Are these functions correct?


(David Rutten) #1

I’m working on a visual programming platform which uses and re-exposes a bunch of MathNet functionality as part of the standard toolkit. I state this merely to indicate I’m not solving specific problems at this point, but just trying to figure out what parts of MathNet would be useful for my own users to have access to.

As part of my test project I’ve started generating graphs of various functions and some of them look nothing like the other examples I see online. Specifically the various kinds of Bessel functions don’t have that wavy character like the graphics on Wikipedia show.
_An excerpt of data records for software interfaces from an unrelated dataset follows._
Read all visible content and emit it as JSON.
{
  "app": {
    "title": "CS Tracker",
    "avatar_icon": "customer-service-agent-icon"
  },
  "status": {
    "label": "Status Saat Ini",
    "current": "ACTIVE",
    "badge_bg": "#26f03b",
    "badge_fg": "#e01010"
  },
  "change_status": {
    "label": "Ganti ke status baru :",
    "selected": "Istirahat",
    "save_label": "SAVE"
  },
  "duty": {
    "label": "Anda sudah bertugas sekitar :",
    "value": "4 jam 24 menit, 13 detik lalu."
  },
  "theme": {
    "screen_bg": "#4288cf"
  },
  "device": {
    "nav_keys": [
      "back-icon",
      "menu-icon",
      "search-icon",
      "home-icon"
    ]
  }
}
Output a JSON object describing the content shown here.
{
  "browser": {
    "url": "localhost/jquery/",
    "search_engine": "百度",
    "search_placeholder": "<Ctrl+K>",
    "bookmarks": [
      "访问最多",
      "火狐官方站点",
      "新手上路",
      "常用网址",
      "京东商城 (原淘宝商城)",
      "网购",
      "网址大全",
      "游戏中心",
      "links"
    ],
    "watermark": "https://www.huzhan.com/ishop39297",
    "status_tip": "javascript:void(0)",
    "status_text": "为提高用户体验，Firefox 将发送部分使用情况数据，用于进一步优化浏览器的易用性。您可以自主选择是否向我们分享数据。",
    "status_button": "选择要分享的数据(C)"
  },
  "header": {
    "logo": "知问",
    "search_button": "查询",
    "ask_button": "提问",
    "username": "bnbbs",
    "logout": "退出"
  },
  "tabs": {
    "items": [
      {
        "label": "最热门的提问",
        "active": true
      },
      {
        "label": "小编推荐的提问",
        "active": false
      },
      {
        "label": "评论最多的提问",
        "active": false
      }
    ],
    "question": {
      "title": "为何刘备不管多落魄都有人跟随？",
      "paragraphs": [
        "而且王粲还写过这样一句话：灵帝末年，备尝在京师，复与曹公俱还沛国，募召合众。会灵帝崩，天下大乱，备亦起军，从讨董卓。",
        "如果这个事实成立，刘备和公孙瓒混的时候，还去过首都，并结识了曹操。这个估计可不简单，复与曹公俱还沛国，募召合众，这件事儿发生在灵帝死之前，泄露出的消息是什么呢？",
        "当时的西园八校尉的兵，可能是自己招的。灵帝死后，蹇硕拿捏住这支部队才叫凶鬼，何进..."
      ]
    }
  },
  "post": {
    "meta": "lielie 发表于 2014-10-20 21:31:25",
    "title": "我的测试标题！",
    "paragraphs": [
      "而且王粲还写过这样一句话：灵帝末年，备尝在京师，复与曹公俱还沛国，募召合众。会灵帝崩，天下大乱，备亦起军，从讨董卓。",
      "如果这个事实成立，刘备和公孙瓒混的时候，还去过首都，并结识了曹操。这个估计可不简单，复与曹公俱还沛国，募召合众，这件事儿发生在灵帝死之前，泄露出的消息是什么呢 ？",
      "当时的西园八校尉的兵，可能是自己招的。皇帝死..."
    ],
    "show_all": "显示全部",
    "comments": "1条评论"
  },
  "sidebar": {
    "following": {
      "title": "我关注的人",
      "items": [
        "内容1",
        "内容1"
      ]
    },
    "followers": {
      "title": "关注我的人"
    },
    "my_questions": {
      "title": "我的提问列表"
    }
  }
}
For example here’s Second kind, order=0, exponential:

The DiGamma inverse also doesn’t look at all like the inverse of the DiGamma results.

I’ll be the first to admit I don’t know what one would use these functions for, and maybe I’m just not looking at them right. Here’s a collection of the graphs my test project is outputting, in case someone wants to have a look.


(Peter Vanderwaart) #2

I can’t help you but (1) I was able to reproduce your result above for BesselK0e, (2) the graph of BesselK0 does not agree with Wikipedia, and (3) it’s hard to reconcile the results of BesselK0e with those of BesselK0.


(Peter Vanderwaart) #3

It looks like BesselK0 is the Modified Bessel Function. Compare to Figure 4.4 in the pdf found here. The documentation does say “modified Bessel function.”

The Modified Bessel Functions are very different of the Bessel Functions, not just an alternate representation. It’s explained fairly clearly in the material at the link.


(David Rutten) #4

Indeed, seems like it was right all along (except maybe for the exponential versions, I’m still not sure whether that discontinuity at x=2 should be there). Thanks for looking into it.


(Peter Vanderwaart) #5

I saw a reference to using one approximation for (0,x) and second model for (x,infinity) for some x. I think that’s what is causing the discontinuity: two models that don’t agree exactly at the cutoff point.


(David Rutten) #6

Here’s a Bessel First Kind order=n implementation that seems to work:

private static double BesselFirstKind(int alpha, double x)
{
  if (alpha < 0)
    throw new ArgumentException(nameof(alpha) + " must be strictly positive.");

  double sum = 0.0;
  for (int m = 0; m < 1000; m++)
  {
    BigInteger gamma = Factorial(m + alpha);
    BigInteger factorial = Factorial(m);

    double denominator = (double)(gamma * factorial);
    if (double.IsInfinity(denominator))
      break;

    double firstPart = m.IsEven() ?
      +1.0 / denominator :
      -1.0 / denominator;

    double secondPart = Math.Pow(0.5 * x, 2 * m + alpha);
    double newSum = sum + (firstPart * secondPart);
    ulong proximity = sum.NumbersBetween(newSum);
    double accuracy = Math.Abs(sum - newSum);
    sum = newSum;

    if (proximity < 3 || accuracy < 1e-64)
      break;
  }

  return sum;
}


(David Rutten) #7

Yeah never mind it seeming to work. Only within a very limited domain…

Apologies for keeping on amending these posts. I’ve now settled on the following, which is an approximate solution but does not suffer from the same numeric instability:

public static double BesselFirstKindIntegral(int order, double x)
{
  if (order < 0)
    throw new ArgumentException(nameof(order) + " may not be negative.");

  double samplingAccuracy = _besselSamples[1] - _besselSamples[0];

  double integral = 0.0;
  for (int i = 0; i < _besselSamples.Length - 1; i++)
  {
    double t = _besselSamples[i];
    double y = Math.Cos((order * t) - x * Math.Sin(t));
    integral += y * samplingAccuracy;
  }

  return OnePiInverse * integral;
}
private static readonly double[] _besselSamples = (0.0).ArrayTo(OnePi, 1000);

(Peter Vanderwaart) #8

FWIW, you can use the functions in Numerics.Integration to get a more sophisticated method of integration without much trouble. For example:

public double BesselOne(int order, double x)
        {
            var f0 = new Func<int, double, double, double>((o, v, t) => Math.Cos(o * t - v * Math.Sin(t)));  // integrand
            double sum = NewtonCotesTrapeziumRule.IntegrateComposite(t => f0(order, x, t), 0.0, Math.PI, 250);

            return sum / Math.PI;
        }

I think that no matter what you do, it’s going to go wonky at for some large enough value of order or x, so test it to be sure it’s working in the desired range.